Nepali Times Asian Paints
Review
A downright drama


MARCUS BENIGNO


MARCUS BENIGNO

At the pit of his affliction with AIDS, Prior wrestles with his ancestral ghosts, who torment and invite him to dance. Louis, a neurotic, gay Jew and Prior's estranged lover, appears and waltzes him away into an impassioned embrace. The frank display of affection and despair between the two men elicited giggles from the audience during a preview of Tony Kushner's Angels in America: Millennium Approaches at the Nepali Tourism Board last Wednesday.

"The audience will likely be shocked," says director Deborah Merola, who has staged several productions in Kathmandu. "But the play is not trying to convince people of a lifestyle. It's a play about loss, recovery, healing. It's a universal play."

Set in New York City at the height of the Reagan presidency and the emergence of the AIDS epidemic, the critically acclaimed play portrays a cross-section of a society in flux. Through comedy and dark humour, Angels in America broaches the sensitive subject of homosexuality at a formative stage in its popular perception.

After Louis learns of Prior's illness, he cowers and abandons him. Meanwhile, Roy Cohn, a closeted gay lawyer also diagnosed with AIDS, offers a promotion to Joe Pitt, a devout Mormon and Republican law clerk. Soon after, Joe's pill-popping wife, Harper, confronts him and his repressed homosexuality. The ensuing conversations produce a raw depiction of the human relationship.

Tangents into the supernatural enrich the epic drama as well as biblical allusions. In one scene, Harper, played by Samuna KC, finds herself in Antarctica with her imaginary companion, making snow angels, and in others, apparitions and angels descend on Prior and Roy, symbolising their slow and eventual decline.

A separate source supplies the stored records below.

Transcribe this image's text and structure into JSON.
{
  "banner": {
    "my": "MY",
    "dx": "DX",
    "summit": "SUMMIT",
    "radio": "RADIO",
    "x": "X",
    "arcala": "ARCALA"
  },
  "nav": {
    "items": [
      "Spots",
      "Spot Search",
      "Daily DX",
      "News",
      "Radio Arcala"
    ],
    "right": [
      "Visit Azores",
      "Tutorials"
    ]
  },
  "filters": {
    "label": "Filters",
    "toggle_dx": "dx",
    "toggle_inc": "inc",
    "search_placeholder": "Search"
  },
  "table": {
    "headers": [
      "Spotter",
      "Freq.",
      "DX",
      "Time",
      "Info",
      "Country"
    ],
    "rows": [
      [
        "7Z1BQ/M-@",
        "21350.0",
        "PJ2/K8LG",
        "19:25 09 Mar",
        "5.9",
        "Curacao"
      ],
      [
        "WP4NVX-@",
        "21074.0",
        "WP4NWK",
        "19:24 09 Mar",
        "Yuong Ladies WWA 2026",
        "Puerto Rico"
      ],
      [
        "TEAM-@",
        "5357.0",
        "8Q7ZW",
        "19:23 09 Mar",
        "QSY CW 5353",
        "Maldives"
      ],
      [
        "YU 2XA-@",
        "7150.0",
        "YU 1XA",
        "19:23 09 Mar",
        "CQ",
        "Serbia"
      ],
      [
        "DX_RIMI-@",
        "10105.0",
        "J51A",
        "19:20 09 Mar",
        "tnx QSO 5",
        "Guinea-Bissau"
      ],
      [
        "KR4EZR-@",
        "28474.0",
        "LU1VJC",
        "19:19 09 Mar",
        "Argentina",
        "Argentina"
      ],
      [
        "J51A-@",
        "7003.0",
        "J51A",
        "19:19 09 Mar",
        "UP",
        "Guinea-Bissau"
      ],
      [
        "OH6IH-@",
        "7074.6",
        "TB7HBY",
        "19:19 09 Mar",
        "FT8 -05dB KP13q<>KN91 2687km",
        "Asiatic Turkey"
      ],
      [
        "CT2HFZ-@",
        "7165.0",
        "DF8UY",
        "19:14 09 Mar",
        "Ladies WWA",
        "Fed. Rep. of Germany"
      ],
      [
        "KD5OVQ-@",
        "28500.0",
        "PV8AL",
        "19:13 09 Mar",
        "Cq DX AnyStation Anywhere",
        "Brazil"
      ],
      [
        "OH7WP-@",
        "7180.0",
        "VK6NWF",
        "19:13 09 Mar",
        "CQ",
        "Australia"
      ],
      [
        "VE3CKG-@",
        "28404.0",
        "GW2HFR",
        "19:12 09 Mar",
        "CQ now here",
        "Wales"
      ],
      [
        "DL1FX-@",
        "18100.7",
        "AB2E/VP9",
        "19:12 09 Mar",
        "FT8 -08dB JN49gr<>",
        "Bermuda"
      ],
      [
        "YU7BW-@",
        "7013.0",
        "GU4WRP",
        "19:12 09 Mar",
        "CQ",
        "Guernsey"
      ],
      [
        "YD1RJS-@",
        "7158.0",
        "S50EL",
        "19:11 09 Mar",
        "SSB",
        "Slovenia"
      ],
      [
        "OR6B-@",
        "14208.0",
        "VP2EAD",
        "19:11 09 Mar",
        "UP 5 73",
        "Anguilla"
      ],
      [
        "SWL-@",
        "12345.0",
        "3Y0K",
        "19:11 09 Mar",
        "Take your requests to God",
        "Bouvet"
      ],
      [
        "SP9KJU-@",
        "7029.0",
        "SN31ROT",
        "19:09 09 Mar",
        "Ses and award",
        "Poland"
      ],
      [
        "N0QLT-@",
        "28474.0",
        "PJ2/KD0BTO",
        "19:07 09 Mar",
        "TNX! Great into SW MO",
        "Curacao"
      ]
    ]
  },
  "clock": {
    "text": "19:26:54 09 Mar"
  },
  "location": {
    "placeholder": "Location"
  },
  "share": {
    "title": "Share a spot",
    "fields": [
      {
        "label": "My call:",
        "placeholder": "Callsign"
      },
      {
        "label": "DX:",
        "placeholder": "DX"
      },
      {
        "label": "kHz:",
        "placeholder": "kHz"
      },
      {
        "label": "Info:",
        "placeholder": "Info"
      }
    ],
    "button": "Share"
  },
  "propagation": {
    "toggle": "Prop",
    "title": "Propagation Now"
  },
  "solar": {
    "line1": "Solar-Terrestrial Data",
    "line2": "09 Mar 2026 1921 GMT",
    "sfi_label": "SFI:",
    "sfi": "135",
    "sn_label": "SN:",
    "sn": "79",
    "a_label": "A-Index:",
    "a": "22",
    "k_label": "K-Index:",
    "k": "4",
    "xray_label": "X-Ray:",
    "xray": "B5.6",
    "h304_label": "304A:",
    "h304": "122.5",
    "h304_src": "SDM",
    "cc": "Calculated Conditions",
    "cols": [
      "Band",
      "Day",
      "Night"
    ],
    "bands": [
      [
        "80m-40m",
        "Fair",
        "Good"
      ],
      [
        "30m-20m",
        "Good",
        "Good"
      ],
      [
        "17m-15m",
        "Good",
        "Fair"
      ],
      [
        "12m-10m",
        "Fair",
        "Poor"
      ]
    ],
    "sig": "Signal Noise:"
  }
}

Political overtones suggest the faded hopes of American exceptionalism and the collateral scapegoating of minorities, an import relevant to the times. At the moment, the evolving LGBT rights movement in Nepal has been muddled and overshadowed by the larger political situation.

Merola's direction delivers an incendiary performance evenly dispersed among its collaborative cast of local university drama professors and debut and professional actors from Nepal, US, and France. While the minimalist set, Brechtian aesthetic and intentional role reversals and crossovers reinforce the play's powerful dialogue and tightly woven narrative.

During a Q&A session, a spectator expressed concerns that the play revealed nothing positive about homosexuality and that all he saw was its negative portrayal namely the travails induced by AIDS and reactionary groups.

Brent Rose, who plays Prior, answered: "The point of the play is to show how similar homosexual relationships are to that of heterosexual people. It's not about making them the other or about them being fabulous or 'look how it's great to be gay!' It's about being human. These characters represent Americans, and they represent human beings."

Angels in America: Millennium Approaches, 3 - 8 June, 5:30pm at the Nepali Tourism Board. Mature Content. Advanced Reservations: angelsinkathmandu@gmail.com



LATEST ISSUE
638
(11 JAN 2013 - 17 JAN 2013)


ADVERTISEMENT









himalkhabar.com            

NEPALI TIMES IS A PUBLICATION OF HIMALMEDIA PRIVATE LIMITED | ABOUT US | ADVERTISE | SUBSCRIPTION | TERMS OF USE | CONTACT